Investigators examined safety in 210 patients who received romidepsin plus CHOP and 208 patients who were given CHOP alone. Any-grade treatment-emergent adverse effects (TEAEs) that were reported in 40% or more of patients in the investigative and control arms comprised anemia (67% vs 38%, respectively), nausea (55% vs 31%), thrombocytopenia (52% vs 17%), neutropenia (51% vs 37%), and vomiting (40% vs 10%).
Grade 3 TEAEs experienced by 30% or more of patients in the investigative and control arms included thrombocytopenia (50% vs 10%), respectively), neutropenia (49% vs 33%), anemia (47% vs 17%), and leukopenia (32% vs 20%). Only 1 grade 5 TEAE was observed in the romidepsin/CHOP arm, and this was Escherichia coli sepsis; 2 grade 5 TEAEs, colitis and acute cholecystitis, were reported on the CHOP-alone arm.
TEAEs that resulted in dose interruptions were reported in 36% of those on the investigative arm vs 20% of those on the control arm. The rates of TEAEs that resulted in dose reductions in the investigative and control arms were 26% and 15%, respectively. In the investigative arm, the rates of TEAEs that resulted in the interruption, reduction, or discontinuation of romidepsin were 63%, 37%, and 8%, respectively.

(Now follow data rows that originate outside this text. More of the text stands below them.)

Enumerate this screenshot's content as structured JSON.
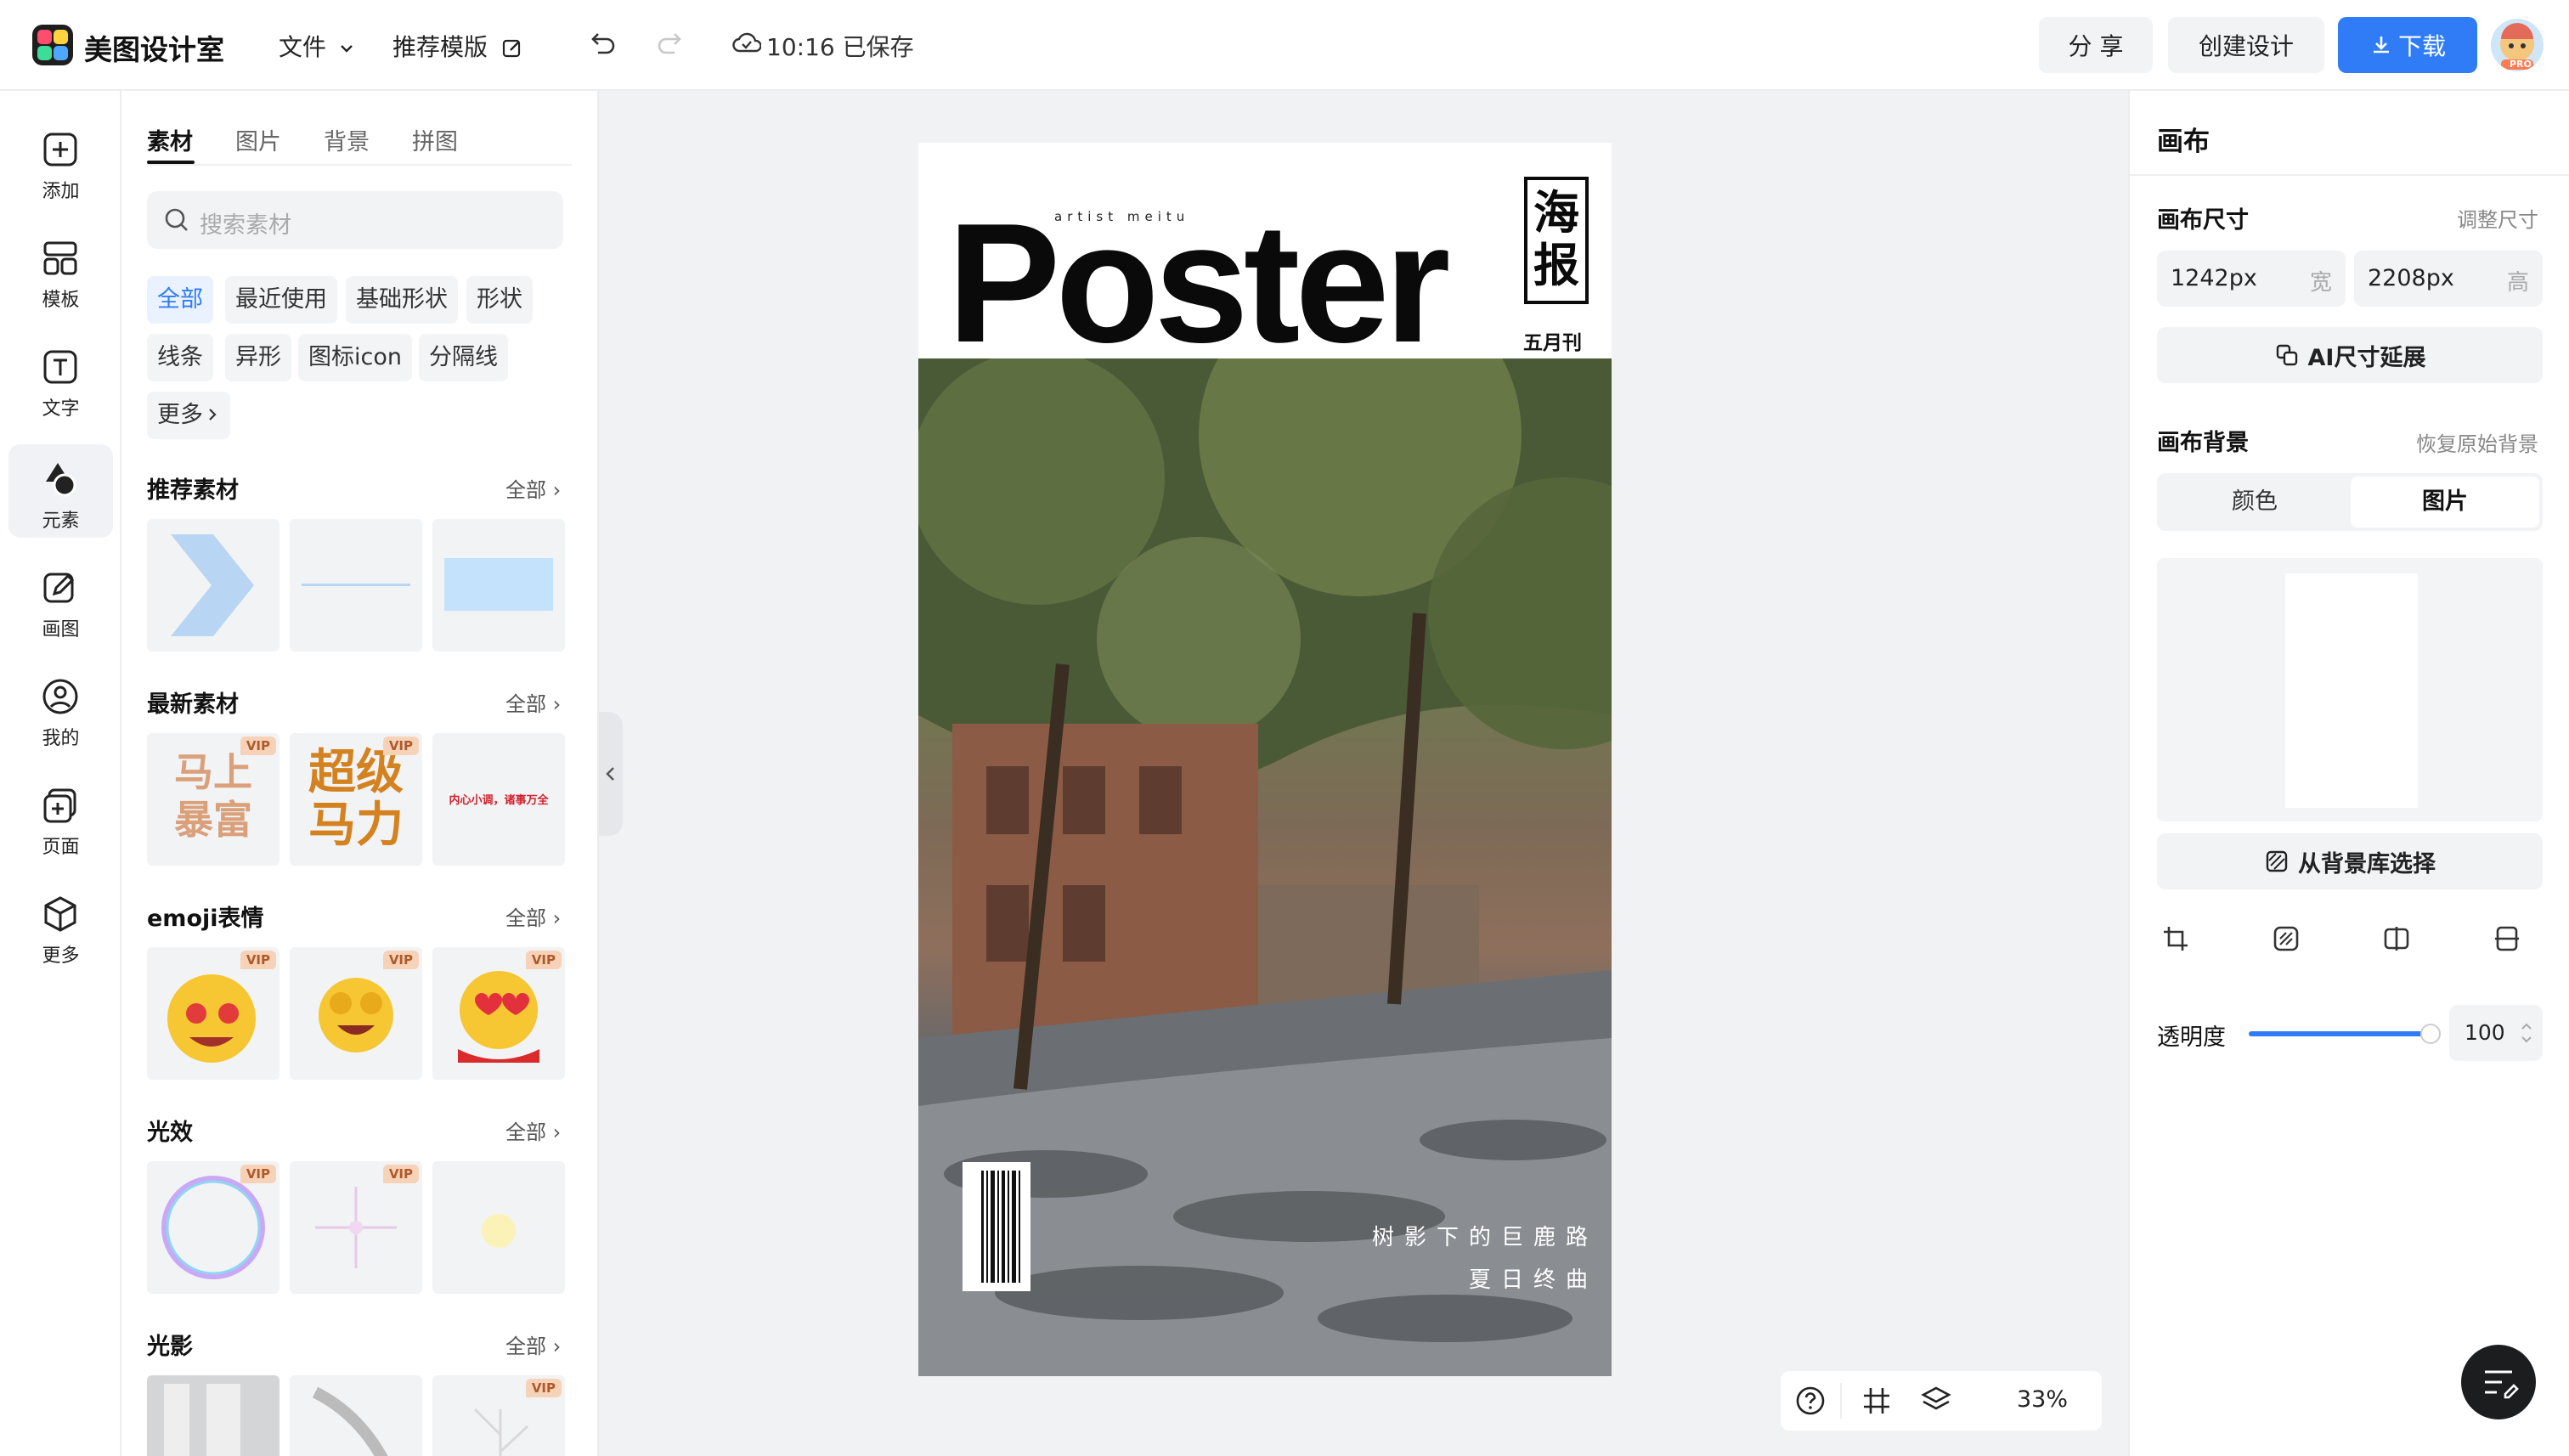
{
  "app": {
    "name": "美图设计室"
  },
  "topbar": {
    "file_menu": "文件",
    "template_menu": "推荐模版",
    "save_status": "10:16 已保存",
    "share": "分 享",
    "create": "创建设计",
    "download": "下载",
    "avatar_badge": "PRO"
  },
  "iconbar": {
    "items": [
      {
        "label": "添加",
        "icon": "plus-square-icon"
      },
      {
        "label": "模板",
        "icon": "template-icon"
      },
      {
        "label": "文字",
        "icon": "text-icon"
      },
      {
        "label": "元素",
        "icon": "shapes-icon"
      },
      {
        "label": "画图",
        "icon": "pencil-icon"
      },
      {
        "label": "我的",
        "icon": "user-icon"
      },
      {
        "label": "页面",
        "icon": "page-add-icon"
      },
      {
        "label": "更多",
        "icon": "cube-icon"
      }
    ],
    "active_index": 3
  },
  "left_panel": {
    "tabs": [
      "素材",
      "图片",
      "背景",
      "拼图"
    ],
    "active_tab": 0,
    "search_placeholder": "搜索素材",
    "chips": [
      "全部",
      "最近使用",
      "基础形状",
      "形状",
      "线条",
      "异形",
      "图标icon",
      "分隔线",
      "更多"
    ],
    "active_chip": 0,
    "all_label": "全部",
    "vip_label": "VIP",
    "sections": [
      {
        "title": "推荐素材"
      },
      {
        "title": "最新素材",
        "tile_texts": [
          "马上暴富",
          "超级马力",
          "内心小调，诸事万全"
        ]
      },
      {
        "title": "emoji表情"
      },
      {
        "title": "光效"
      },
      {
        "title": "光影"
      }
    ]
  },
  "canvas": {
    "artist_text": "artist meitu",
    "poster_word": "Poster",
    "side_title": "海报",
    "issue": "五月刊",
    "subtitle_line1": "树影下的巨鹿路",
    "subtitle_line2": "夏日终曲"
  },
  "zoombar": {
    "zoom": "33%"
  },
  "right_panel": {
    "title": "画布",
    "size_label": "画布尺寸",
    "resize_link": "调整尺寸",
    "width_value": "1242px",
    "width_unit": "宽",
    "height_value": "2208px",
    "height_unit": "高",
    "ai_extend": "AI尺寸延展",
    "bg_label": "画布背景",
    "restore_link": "恢复原始背景",
    "seg_color": "颜色",
    "seg_image": "图片",
    "from_library": "从背景库选择",
    "opacity_label": "透明度",
    "opacity_value": "100",
    "opacity_level_percent": 100
  },
  "colors": {
    "accent": "#2f7cf6",
    "vip_bg": "#f6d2b8"
  }
}
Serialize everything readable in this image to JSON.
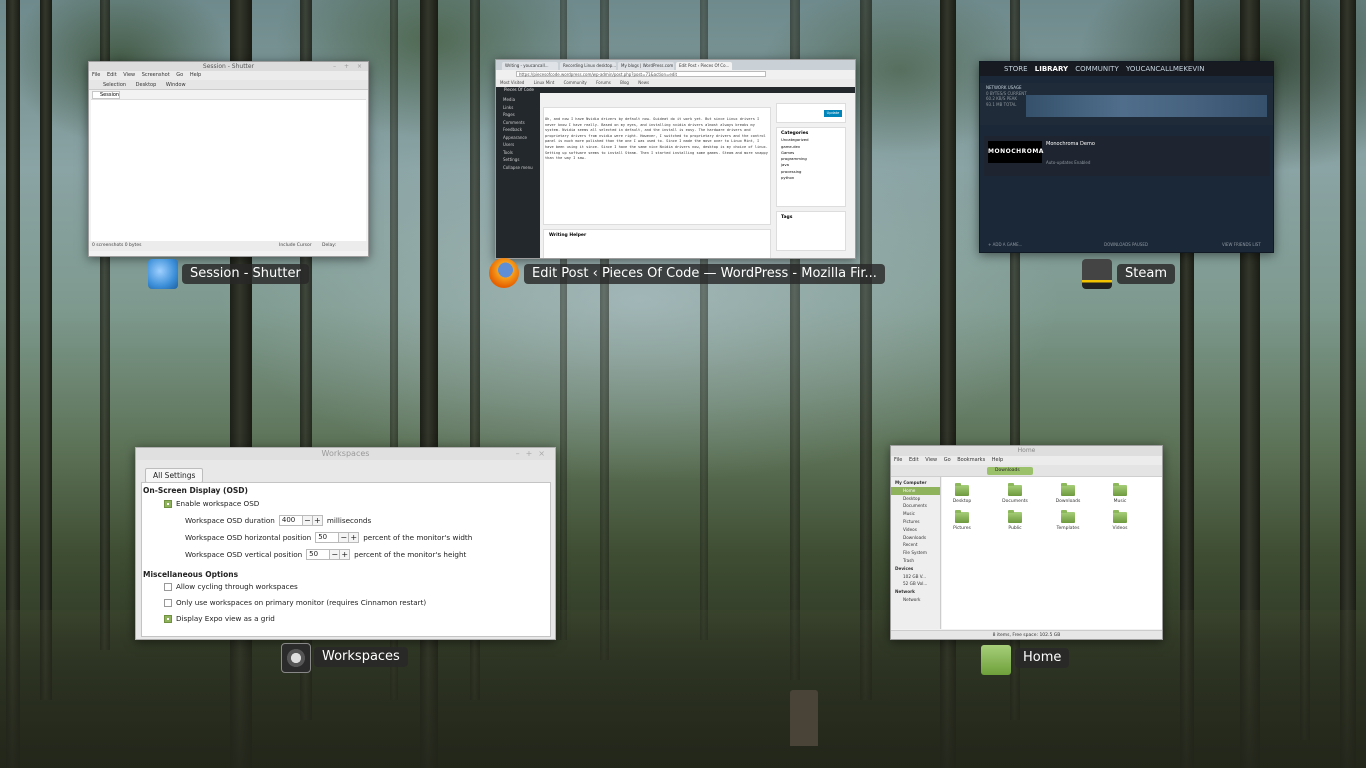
{
  "windows": {
    "shutter": {
      "caption": "Session - Shutter",
      "title": "Session - Shutter",
      "menu": [
        "File",
        "Edit",
        "View",
        "Screenshot",
        "Go",
        "Help"
      ],
      "toolbar": [
        "Selection",
        "Desktop",
        "Window"
      ],
      "tab": "Session",
      "status_left": "0 screenshots 0 bytes",
      "status_include_cursor": "Include Cursor",
      "status_delay": "Delay:"
    },
    "firefox": {
      "caption": "Edit Post ‹ Pieces Of Code — WordPress - Mozilla Fir...",
      "tabs": [
        "Writing - youcancall...",
        "Recording Linux desktop...",
        "My blogs | WordPress.com",
        "Edit Post ‹ Pieces Of Co..."
      ],
      "url": "https://piecesofcode.wordpress.com/wp-admin/post.php?post=71&action=edit",
      "bookmarks": [
        "Most Visited",
        "Linux Mint",
        "Community",
        "Forums",
        "Blog",
        "News"
      ],
      "admin_bar": "Pieces Of Code",
      "sidebar": [
        "Media",
        "Links",
        "Pages",
        "Comments",
        "Feedback",
        "Appearance",
        "Users",
        "Tools",
        "Settings",
        "Collapse menu"
      ],
      "body_text": "Oh, and now I have Nvidia drivers by default now. Guideat do it work yet. But since Linux drivers I never know I have really. Based on my eyes, and installing nvidia drivers almost always breaks my system. Nvidia seems all selected in default, and the install is easy. The hardware drivers and proprietary drivers from nvidia were right. However, I switched to proprietary drivers and the control panel is much more polished than the one I was used to. Since I made the move over to Linux Mint, I have been using it since. Since I have the same nice Nvidia drivers now, desktop is my choice of linux. Setting up software seems to install Steam. Then I started installing some games. Steam and more snappy than the way I saw.",
      "categories_title": "Categories",
      "categories": [
        "Uncategorized",
        "game-dev",
        "Games",
        "programming",
        "java",
        "processing",
        "python"
      ],
      "writing_helper": "Writing Helper",
      "tags_title": "Tags",
      "publish_button": "Update"
    },
    "steam": {
      "caption": "Steam",
      "nav": [
        "STORE",
        "LIBRARY",
        "COMMUNITY",
        "YOUCANCALLMEKEVIN"
      ],
      "downloads_label": "DOWNLOADS",
      "network_usage": "NETWORK USAGE",
      "current": "0 BYTES/S CURRENT",
      "peak": "60.2 KB/S PEAK",
      "total": "93.1 MB TOTAL",
      "game_logo": "MONOCHROMA",
      "game_name": "Monochroma Demo",
      "game_status": "Auto-updates Enabled",
      "add_game": "+ ADD A GAME...",
      "downloads_paused": "DOWNLOADS PAUSED",
      "view_friends": "VIEW FRIENDS LIST"
    },
    "workspaces": {
      "caption": "Workspaces",
      "title": "Workspaces",
      "all_settings": "All Settings",
      "osd_section": "On-Screen Display (OSD)",
      "enable_osd": "Enable workspace OSD",
      "osd_duration_label": "Workspace OSD duration",
      "osd_duration_value": "400",
      "osd_duration_unit": "milliseconds",
      "osd_horizontal_label": "Workspace OSD horizontal position",
      "osd_horizontal_value": "50",
      "osd_horizontal_unit": "percent of the monitor's width",
      "osd_vertical_label": "Workspace OSD vertical position",
      "osd_vertical_value": "50",
      "osd_vertical_unit": "percent of the monitor's height",
      "misc_section": "Miscellaneous Options",
      "allow_cycling": "Allow cycling through workspaces",
      "primary_only": "Only use workspaces on primary monitor (requires Cinnamon restart)",
      "expo_grid": "Display Expo view as a grid",
      "checkbox_states": {
        "enable_osd": true,
        "allow_cycling": false,
        "primary_only": false,
        "expo_grid": true
      }
    },
    "home": {
      "caption": "Home",
      "title": "Home",
      "menu": [
        "File",
        "Edit",
        "View",
        "Go",
        "Bookmarks",
        "Help"
      ],
      "path_button": "Downloads",
      "sidebar": {
        "my_computer": "My Computer",
        "places": [
          "Home",
          "Desktop",
          "Documents",
          "Music",
          "Pictures",
          "Videos",
          "Downloads",
          "Recent",
          "File System",
          "Trash"
        ],
        "devices": "Devices",
        "device_items": [
          "102 GB V...",
          "52 GB Vol..."
        ],
        "network": "Network",
        "network_items": [
          "Network"
        ]
      },
      "folders": [
        "Desktop",
        "Documents",
        "Downloads",
        "Music",
        "Pictures",
        "Public",
        "Templates",
        "Videos"
      ],
      "status": "8 items, Free space: 102.5 GB"
    }
  },
  "colors": {
    "shutter_icon": "#3c8fd8",
    "firefox_icon": "#e66000",
    "steam_icon": "#1b2838",
    "workspaces_icon": "#2b2b2b",
    "home_icon": "#6ea03a",
    "mint_green": "#8fb35c"
  },
  "icons": {
    "shutter": "shutter-app-icon",
    "firefox": "firefox-app-icon",
    "steam": "steam-app-icon",
    "workspaces": "workspaces-app-icon",
    "home": "folder-app-icon"
  }
}
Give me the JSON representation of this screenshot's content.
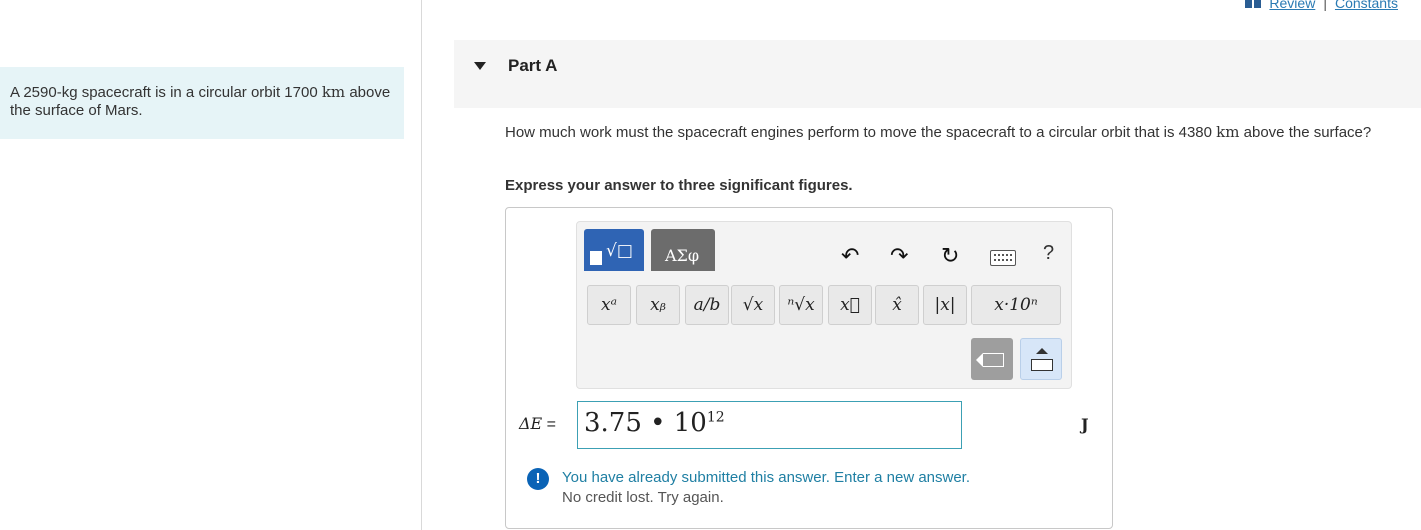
{
  "top_links": {
    "review": "Review",
    "separator": "|",
    "constants": "Constants"
  },
  "problem": {
    "text": "A 2590-kg spacecraft is in a circular orbit 1700 ",
    "unit": "km",
    "text2": " above the surface of Mars."
  },
  "part": {
    "title": "Part A"
  },
  "question": {
    "text": "How much work must the spacecraft engines perform to move the spacecraft to a circular orbit that is 4380 ",
    "unit": "km",
    "text2": " above the surface?"
  },
  "instruction": "Express your answer to three significant figures.",
  "toolbar": {
    "tab_math_label": "√□",
    "tab_greek_label": "ΑΣφ",
    "undo": "↶",
    "redo": "↷",
    "reset": "↻",
    "help": "?",
    "keys": [
      "xᵃ",
      "xᵦ",
      "a/b",
      "√x",
      "ⁿ√x",
      "x⃗",
      "x̂",
      "|x|",
      "x·10ⁿ"
    ]
  },
  "answer": {
    "variable": "ΔE",
    "equals": " =",
    "value_mantissa": "3.75 • 10",
    "value_exponent": "12",
    "unit": "J"
  },
  "feedback": {
    "icon": "!",
    "message": "You have already submitted this answer. Enter a new answer.",
    "submessage": "No credit lost. Try again."
  }
}
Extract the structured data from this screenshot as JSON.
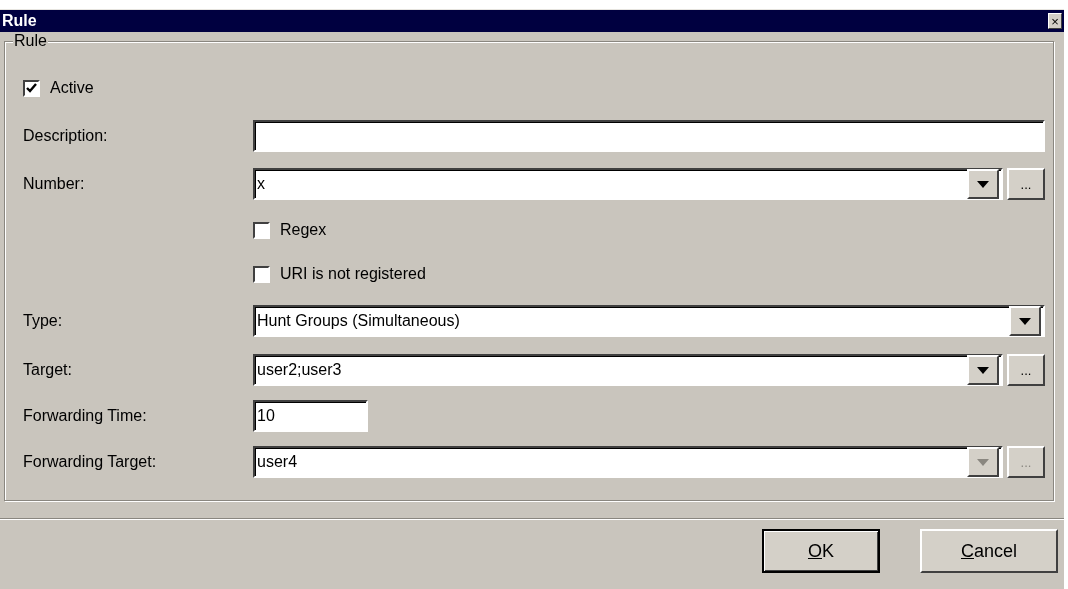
{
  "window": {
    "title": "Rule",
    "close": "×"
  },
  "group": {
    "title": "Rule"
  },
  "rows": [
    {
      "kind": "checkbox",
      "label": "Active",
      "checked": true,
      "indent": false
    },
    {
      "kind": "text",
      "label": "Description:",
      "value": ""
    },
    {
      "kind": "combo",
      "label": "Number:",
      "value": "x",
      "browse": "...",
      "disabled": false
    },
    {
      "kind": "checkbox",
      "label": "Regex",
      "checked": false,
      "indent": true
    },
    {
      "kind": "checkbox",
      "label": "URI is not registered",
      "checked": false,
      "indent": true
    },
    {
      "kind": "combo",
      "label": "Type:",
      "value": "Hunt Groups (Simultaneous)",
      "disabled": false
    },
    {
      "kind": "combo",
      "label": "Target:",
      "value": "user2;user3",
      "browse": "...",
      "disabled": false
    },
    {
      "kind": "short",
      "label": "Forwarding Time:",
      "value": "10"
    },
    {
      "kind": "combo",
      "label": "Forwarding Target:",
      "value": "user4",
      "browse": "...",
      "disabled": true
    }
  ],
  "buttons": [
    {
      "label": "OK",
      "underline_first": true,
      "default": true
    },
    {
      "label": "Cancel",
      "underline_first": true,
      "default": false
    }
  ]
}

BMS is in the process of notifying healthcare professionals about the withdrawal. The agent continues to be on the market for use in patient with CTCL who have previously received at least 1 systemic therapy.